RECORD EXTRACTS:
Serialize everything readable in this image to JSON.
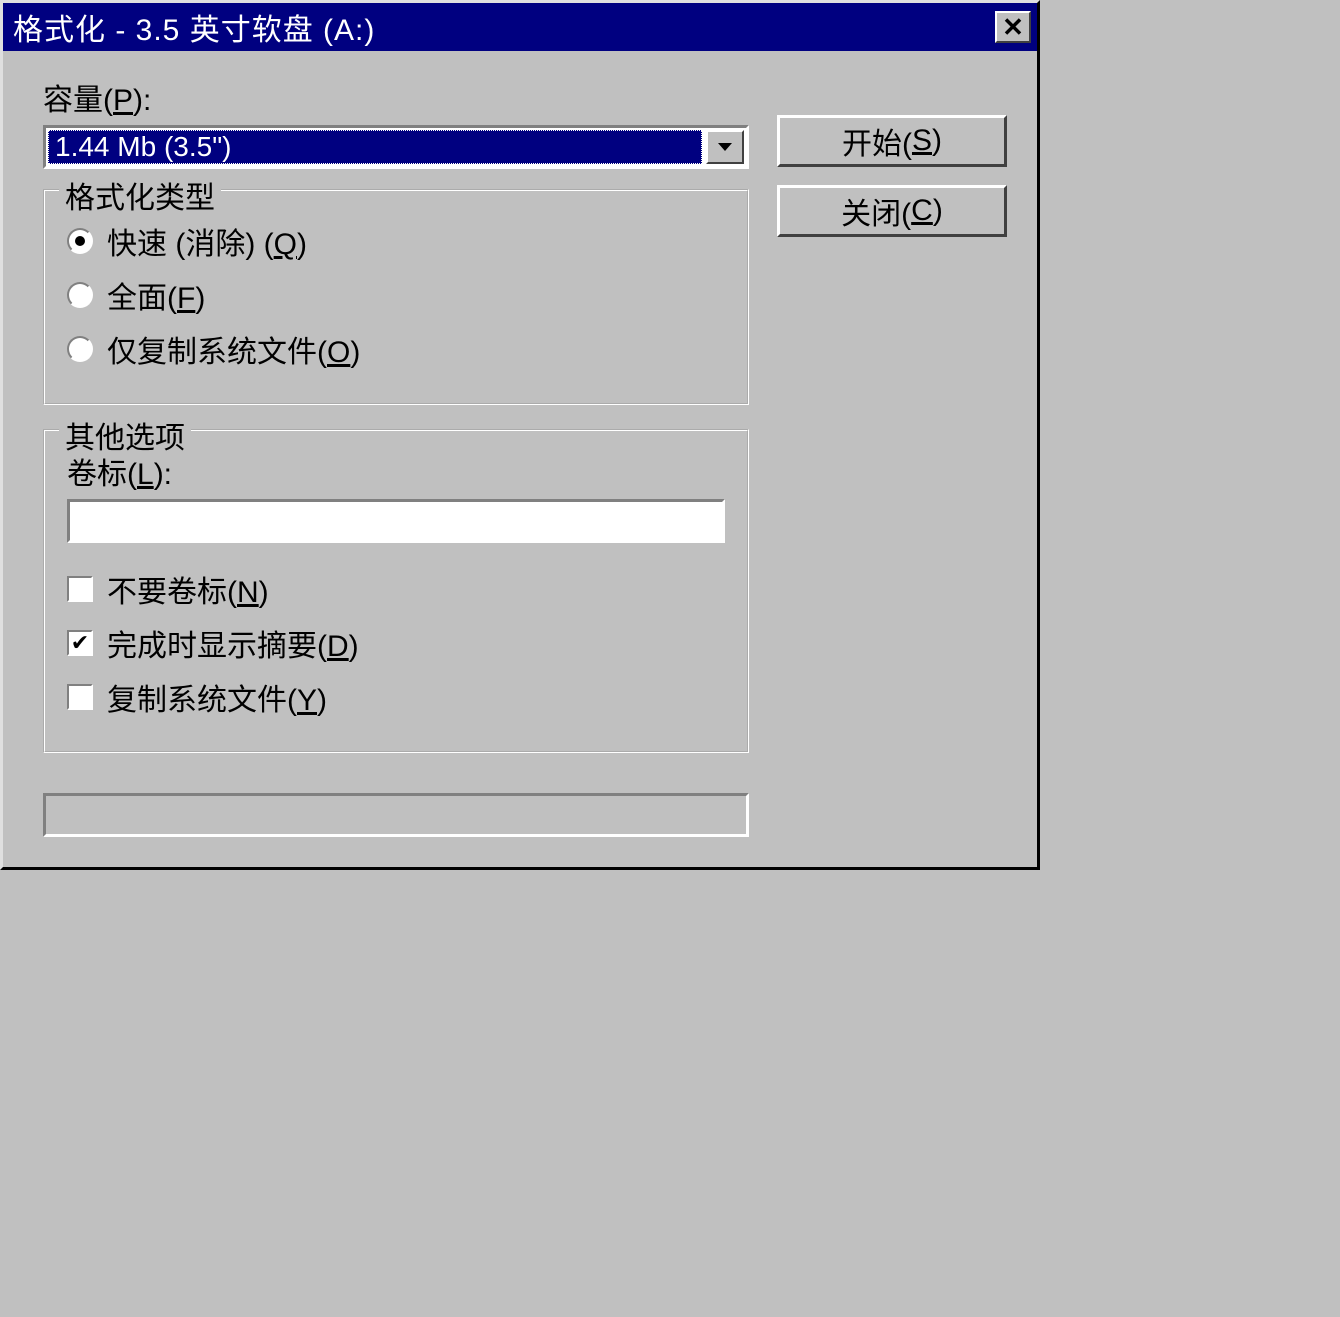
{
  "title": "格式化 - 3.5 英寸软盘 (A:)",
  "capacity": {
    "label_pre": "容量(",
    "label_key": "P",
    "label_post": "):",
    "value": "1.44 Mb (3.5\")"
  },
  "buttons": {
    "start_pre": "开始(",
    "start_key": "S",
    "start_post": ")",
    "close_pre": "关闭(",
    "close_key": "C",
    "close_post": ")"
  },
  "format_type": {
    "legend": "格式化类型",
    "options": [
      {
        "pre": "快速 (消除) (",
        "key": "Q",
        "post": ")",
        "checked": true
      },
      {
        "pre": "全面(",
        "key": "F",
        "post": ")",
        "checked": false
      },
      {
        "pre": "仅复制系统文件(",
        "key": "O",
        "post": ")",
        "checked": false
      }
    ]
  },
  "other_options": {
    "legend": "其他选项",
    "volume_label_pre": "卷标(",
    "volume_label_key": "L",
    "volume_label_post": "):",
    "volume_value": "",
    "checks": [
      {
        "pre": "不要卷标(",
        "key": "N",
        "post": ")",
        "checked": false
      },
      {
        "pre": "完成时显示摘要(",
        "key": "D",
        "post": ")",
        "checked": true
      },
      {
        "pre": "复制系统文件(",
        "key": "Y",
        "post": ")",
        "checked": false
      }
    ]
  }
}
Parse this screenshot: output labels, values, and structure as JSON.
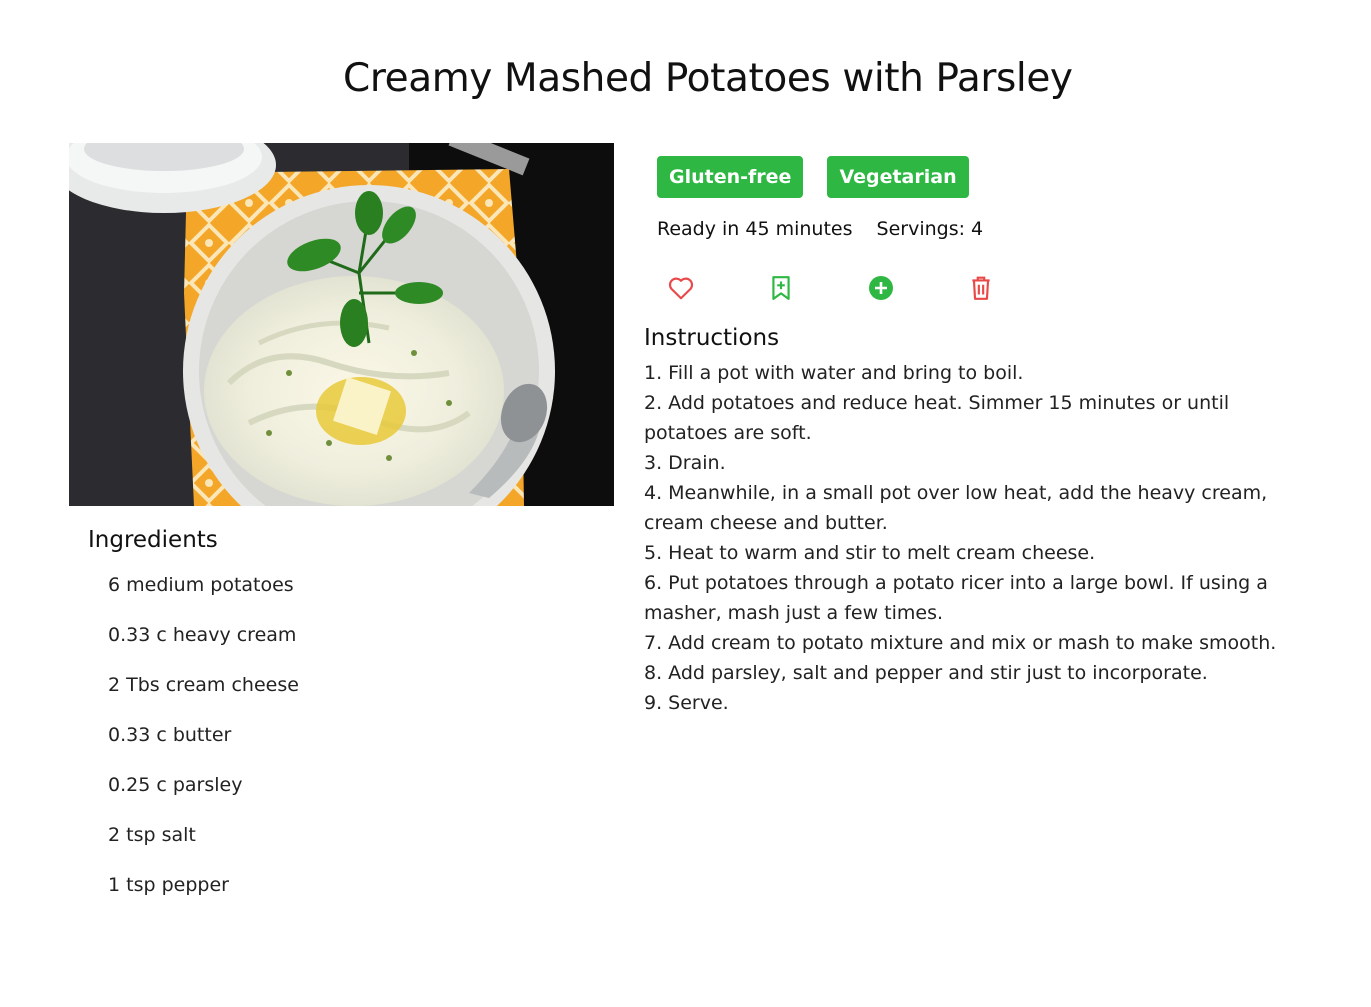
{
  "recipe": {
    "title": "Creamy Mashed Potatoes with Parsley",
    "tags": [
      "Gluten-free",
      "Vegetarian"
    ],
    "ready_time": "Ready in 45 minutes",
    "servings": "Servings: 4",
    "actions": [
      {
        "name": "favorite",
        "icon": "heart-icon",
        "color": "#e84a4a"
      },
      {
        "name": "bookmark",
        "icon": "bookmark-plus-icon",
        "color": "#2eb843"
      },
      {
        "name": "add",
        "icon": "plus-circle-icon",
        "color": "#2eb843"
      },
      {
        "name": "delete",
        "icon": "trash-icon",
        "color": "#e84a4a"
      }
    ],
    "ingredients_title": "Ingredients",
    "ingredients": [
      "6 medium potatoes",
      "0.33 c heavy cream",
      "2 Tbs cream cheese",
      "0.33 c butter",
      "0.25 c parsley",
      "2 tsp salt",
      "1 tsp pepper"
    ],
    "instructions_title": "Instructions",
    "instructions": [
      "1. Fill a pot with water and bring to boil.",
      "2. Add potatoes and reduce heat. Simmer 15 minutes or until potatoes are soft.",
      "3. Drain.",
      "4. Meanwhile, in a small pot over low heat, add the heavy cream, cream cheese and butter.",
      "5. Heat to warm and stir to melt cream cheese.",
      "6. Put potatoes through a potato ricer into a large bowl. If using a masher, mash just a few times.",
      "7. Add cream to potato mixture and mix or mash to make smooth.",
      "8. Add parsley, salt and pepper and stir just to incorporate.",
      "9. Serve."
    ]
  },
  "colors": {
    "tag_bg": "#2eb843",
    "tag_text": "#ffffff",
    "danger": "#e84a4a",
    "success": "#2eb843"
  }
}
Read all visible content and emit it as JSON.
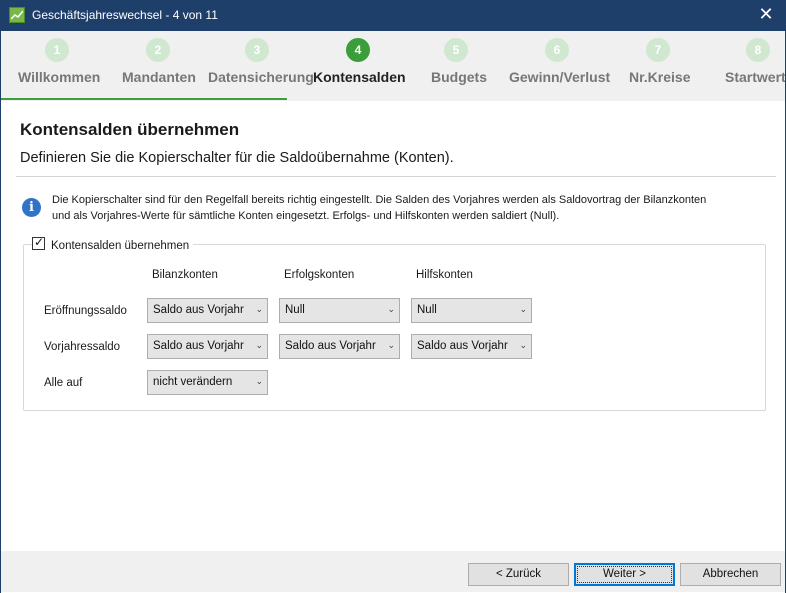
{
  "window": {
    "title": "Geschäftsjahreswechsel - 4 von 11",
    "close_glyph": "✕",
    "app_icon": "chart-icon"
  },
  "steps": [
    {
      "num": "1",
      "label": "Willkommen"
    },
    {
      "num": "2",
      "label": "Mandanten"
    },
    {
      "num": "3",
      "label": "Datensicherung"
    },
    {
      "num": "4",
      "label": "Kontensalden"
    },
    {
      "num": "5",
      "label": "Budgets"
    },
    {
      "num": "6",
      "label": "Gewinn/Verlust"
    },
    {
      "num": "7",
      "label": "Nr.Kreise"
    },
    {
      "num": "8",
      "label": "Startwerte"
    }
  ],
  "active_step": 4,
  "colors": {
    "titlebar": "#1f3f6b",
    "accent_green": "#3a9e3a",
    "step_inactive": "#cfe8cf",
    "info_blue": "#2f74c8"
  },
  "page": {
    "heading": "Kontensalden übernehmen",
    "subheading": "Definieren Sie die Kopierschalter für die Saldoübernahme (Konten).",
    "info_line1": "Die Kopierschalter sind für den Regelfall bereits richtig eingestellt. Die Salden des Vorjahres werden als Saldovortrag der Bilanzkonten",
    "info_line2": "und als Vorjahres-Werte für sämtliche Konten eingesetzt. Erfolgs- und Hilfskonten werden saldiert (Null).",
    "info_icon": "info-icon"
  },
  "group": {
    "checkbox_label": "Kontensalden übernehmen",
    "checked": true,
    "check_glyph": "✓",
    "columns": [
      "Bilanzkonten",
      "Erfolgskonten",
      "Hilfskonten"
    ],
    "rows": [
      {
        "label": "Eröffnungssaldo",
        "values": [
          "Saldo aus Vorjahr",
          "Null",
          "Null"
        ]
      },
      {
        "label": "Vorjahressaldo",
        "values": [
          "Saldo aus Vorjahr",
          "Saldo aus Vorjahr",
          "Saldo aus Vorjahr"
        ]
      },
      {
        "label": "Alle auf",
        "values": [
          "nicht verändern"
        ]
      }
    ],
    "chevron_glyph": "⌄"
  },
  "footer": {
    "back": "< Zurück",
    "next": "Weiter >",
    "cancel": "Abbrechen"
  }
}
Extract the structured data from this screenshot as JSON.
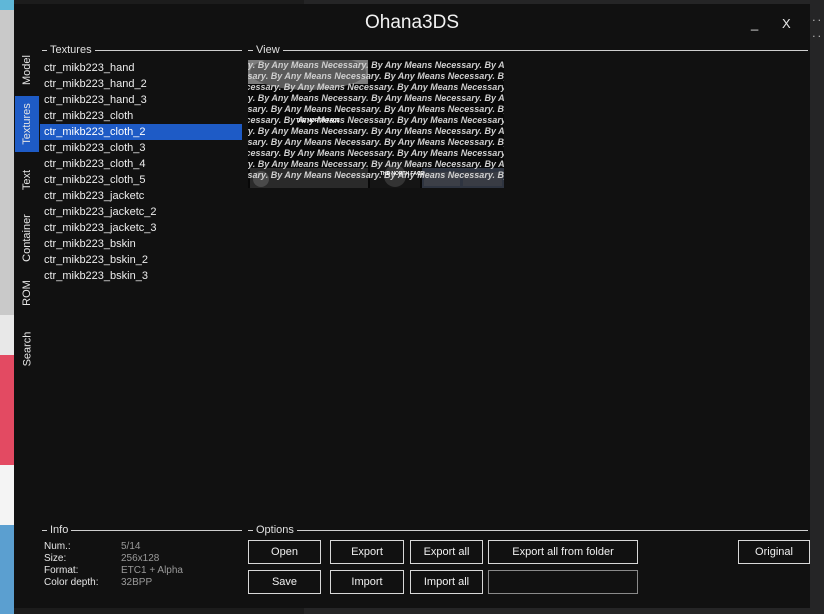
{
  "window": {
    "title": "Ohana3DS",
    "minimize_label": "_",
    "close_label": "X"
  },
  "background": {
    "right_text": [
      "p...",
      "p..."
    ]
  },
  "tabs": [
    {
      "label": "Model",
      "active": false
    },
    {
      "label": "Textures",
      "active": true
    },
    {
      "label": "Text",
      "active": false
    },
    {
      "label": "Container",
      "active": false
    },
    {
      "label": "ROM",
      "active": false
    },
    {
      "label": "Search",
      "active": false
    }
  ],
  "textures": {
    "group_label": "Textures",
    "selected_index": 4,
    "items": [
      "ctr_mikb223_hand",
      "ctr_mikb223_hand_2",
      "ctr_mikb223_hand_3",
      "ctr_mikb223_cloth",
      "ctr_mikb223_cloth_2",
      "ctr_mikb223_cloth_3",
      "ctr_mikb223_cloth_4",
      "ctr_mikb223_cloth_5",
      "ctr_mikb223_jacketc",
      "ctr_mikb223_jacketc_2",
      "ctr_mikb223_jacketc_3",
      "ctr_mikb223_bskin",
      "ctr_mikb223_bskin_2",
      "ctr_mikb223_bskin_3"
    ]
  },
  "view": {
    "group_label": "View",
    "texture_text": "Necessary. By Any Means",
    "logo_text": "THE NORTH FACE"
  },
  "info": {
    "group_label": "Info",
    "rows": [
      {
        "key": "Num.:",
        "value": "5/14"
      },
      {
        "key": "Size:",
        "value": "256x128"
      },
      {
        "key": "Format:",
        "value": "ETC1 + Alpha"
      },
      {
        "key": "Color depth:",
        "value": "32BPP"
      }
    ]
  },
  "options": {
    "group_label": "Options",
    "open": "Open",
    "save": "Save",
    "export": "Export",
    "import": "Import",
    "export_all": "Export all",
    "import_all": "Import all",
    "export_all_from_folder": "Export all from folder",
    "blank": "",
    "original": "Original"
  }
}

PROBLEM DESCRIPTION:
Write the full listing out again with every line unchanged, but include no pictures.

REPLY:
Serialize everything readable in this image to JSON.
{
  "title": "格式化 - 3.5 英寸软盘 (A:)",
  "capacity": {
    "label_pre": "容量(",
    "label_key": "P",
    "label_post": "):",
    "value": "1.44 Mb (3.5\")"
  },
  "buttons": {
    "start_pre": "开始(",
    "start_key": "S",
    "start_post": ")",
    "close_pre": "关闭(",
    "close_key": "C",
    "close_post": ")"
  },
  "format_type": {
    "legend": "格式化类型",
    "options": [
      {
        "pre": "快速 (消除) (",
        "key": "Q",
        "post": ")",
        "checked": true
      },
      {
        "pre": "全面(",
        "key": "F",
        "post": ")",
        "checked": false
      },
      {
        "pre": "仅复制系统文件(",
        "key": "O",
        "post": ")",
        "checked": false
      }
    ]
  },
  "other_options": {
    "legend": "其他选项",
    "volume_label_pre": "卷标(",
    "volume_label_key": "L",
    "volume_label_post": "):",
    "volume_value": "",
    "checks": [
      {
        "pre": "不要卷标(",
        "key": "N",
        "post": ")",
        "checked": false
      },
      {
        "pre": "完成时显示摘要(",
        "key": "D",
        "post": ")",
        "checked": true
      },
      {
        "pre": "复制系统文件(",
        "key": "Y",
        "post": ")",
        "checked": false
      }
    ]
  }
}
Parse this screenshot: output labels, values, and structure as JSON.
{
  "recipe": {
    "title": "Creamy Mashed Potatoes with Parsley",
    "tags": [
      "Gluten-free",
      "Vegetarian"
    ],
    "ready_time": "Ready in 45 minutes",
    "servings": "Servings: 4",
    "actions": [
      {
        "name": "favorite",
        "icon": "heart-icon",
        "color": "#e84a4a"
      },
      {
        "name": "bookmark",
        "icon": "bookmark-plus-icon",
        "color": "#2eb843"
      },
      {
        "name": "add",
        "icon": "plus-circle-icon",
        "color": "#2eb843"
      },
      {
        "name": "delete",
        "icon": "trash-icon",
        "color": "#e84a4a"
      }
    ],
    "ingredients_title": "Ingredients",
    "ingredients": [
      "6 medium potatoes",
      "0.33 c heavy cream",
      "2 Tbs cream cheese",
      "0.33 c butter",
      "0.25 c parsley",
      "2 tsp salt",
      "1 tsp pepper"
    ],
    "instructions_title": "Instructions",
    "instructions": [
      "1. Fill a pot with water and bring to boil.",
      "2. Add potatoes and reduce heat. Simmer 15 minutes or until potatoes are soft.",
      "3. Drain.",
      "4. Meanwhile, in a small pot over low heat, add the heavy cream, cream cheese and butter.",
      "5. Heat to warm and stir to melt cream cheese.",
      "6. Put potatoes through a potato ricer into a large bowl. If using a masher, mash just a few times.",
      "7. Add cream to potato mixture and mix or mash to make smooth.",
      "8. Add parsley, salt and pepper and stir just to incorporate.",
      "9. Serve."
    ]
  },
  "colors": {
    "tag_bg": "#2eb843",
    "tag_text": "#ffffff",
    "danger": "#e84a4a",
    "success": "#2eb843"
  }
}
Read all visible content and emit it as JSON.
{
  "window": {
    "title": "Geschäftsjahreswechsel - 4 von 11",
    "close_glyph": "✕",
    "app_icon": "chart-icon"
  },
  "steps": [
    {
      "num": "1",
      "label": "Willkommen"
    },
    {
      "num": "2",
      "label": "Mandanten"
    },
    {
      "num": "3",
      "label": "Datensicherung"
    },
    {
      "num": "4",
      "label": "Kontensalden"
    },
    {
      "num": "5",
      "label": "Budgets"
    },
    {
      "num": "6",
      "label": "Gewinn/Verlust"
    },
    {
      "num": "7",
      "label": "Nr.Kreise"
    },
    {
      "num": "8",
      "label": "Startwerte"
    }
  ],
  "active_step": 4,
  "colors": {
    "titlebar": "#1f3f6b",
    "accent_green": "#3a9e3a",
    "step_inactive": "#cfe8cf",
    "info_blue": "#2f74c8"
  },
  "page": {
    "heading": "Kontensalden übernehmen",
    "subheading": "Definieren Sie die Kopierschalter für die Saldoübernahme (Konten).",
    "info_line1": "Die Kopierschalter sind für den Regelfall bereits richtig eingestellt. Die Salden des Vorjahres werden als Saldovortrag der Bilanzkonten",
    "info_line2": "und als Vorjahres-Werte für sämtliche Konten eingesetzt. Erfolgs- und Hilfskonten werden saldiert (Null).",
    "info_icon": "info-icon"
  },
  "group": {
    "checkbox_label": "Kontensalden übernehmen",
    "checked": true,
    "check_glyph": "✓",
    "columns": [
      "Bilanzkonten",
      "Erfolgskonten",
      "Hilfskonten"
    ],
    "rows": [
      {
        "label": "Eröffnungssaldo",
        "values": [
          "Saldo aus Vorjahr",
          "Null",
          "Null"
        ]
      },
      {
        "label": "Vorjahressaldo",
        "values": [
          "Saldo aus Vorjahr",
          "Saldo aus Vorjahr",
          "Saldo aus Vorjahr"
        ]
      },
      {
        "label": "Alle auf",
        "values": [
          "nicht verändern"
        ]
      }
    ],
    "chevron_glyph": "⌄"
  },
  "footer": {
    "back": "< Zurück",
    "next": "Weiter >",
    "cancel": "Abbrechen"
  }
}
Extract the structured data from this screenshot as JSON.
{
  "window": {
    "title": "Ohana3DS",
    "minimize_label": "_",
    "close_label": "X"
  },
  "background": {
    "right_text": [
      "p...",
      "p..."
    ]
  },
  "tabs": [
    {
      "label": "Model",
      "active": false
    },
    {
      "label": "Textures",
      "active": true
    },
    {
      "label": "Text",
      "active": false
    },
    {
      "label": "Container",
      "active": false
    },
    {
      "label": "ROM",
      "active": false
    },
    {
      "label": "Search",
      "active": false
    }
  ],
  "textures": {
    "group_label": "Textures",
    "selected_index": 4,
    "items": [
      "ctr_mikb223_hand",
      "ctr_mikb223_hand_2",
      "ctr_mikb223_hand_3",
      "ctr_mikb223_cloth",
      "ctr_mikb223_cloth_2",
      "ctr_mikb223_cloth_3",
      "ctr_mikb223_cloth_4",
      "ctr_mikb223_cloth_5",
      "ctr_mikb223_jacketc",
      "ctr_mikb223_jacketc_2",
      "ctr_mikb223_jacketc_3",
      "ctr_mikb223_bskin",
      "ctr_mikb223_bskin_2",
      "ctr_mikb223_bskin_3"
    ]
  },
  "view": {
    "group_label": "View",
    "texture_text": "Necessary. By Any Means",
    "logo_text": "THE NORTH FACE"
  },
  "info": {
    "group_label": "Info",
    "rows": [
      {
        "key": "Num.:",
        "value": "5/14"
      },
      {
        "key": "Size:",
        "value": "256x128"
      },
      {
        "key": "Format:",
        "value": "ETC1 + Alpha"
      },
      {
        "key": "Color depth:",
        "value": "32BPP"
      }
    ]
  },
  "options": {
    "group_label": "Options",
    "open": "Open",
    "save": "Save",
    "export": "Export",
    "import": "Import",
    "export_all": "Export all",
    "import_all": "Import all",
    "export_all_from_folder": "Export all from folder",
    "blank": "",
    "original": "Original"
  }
}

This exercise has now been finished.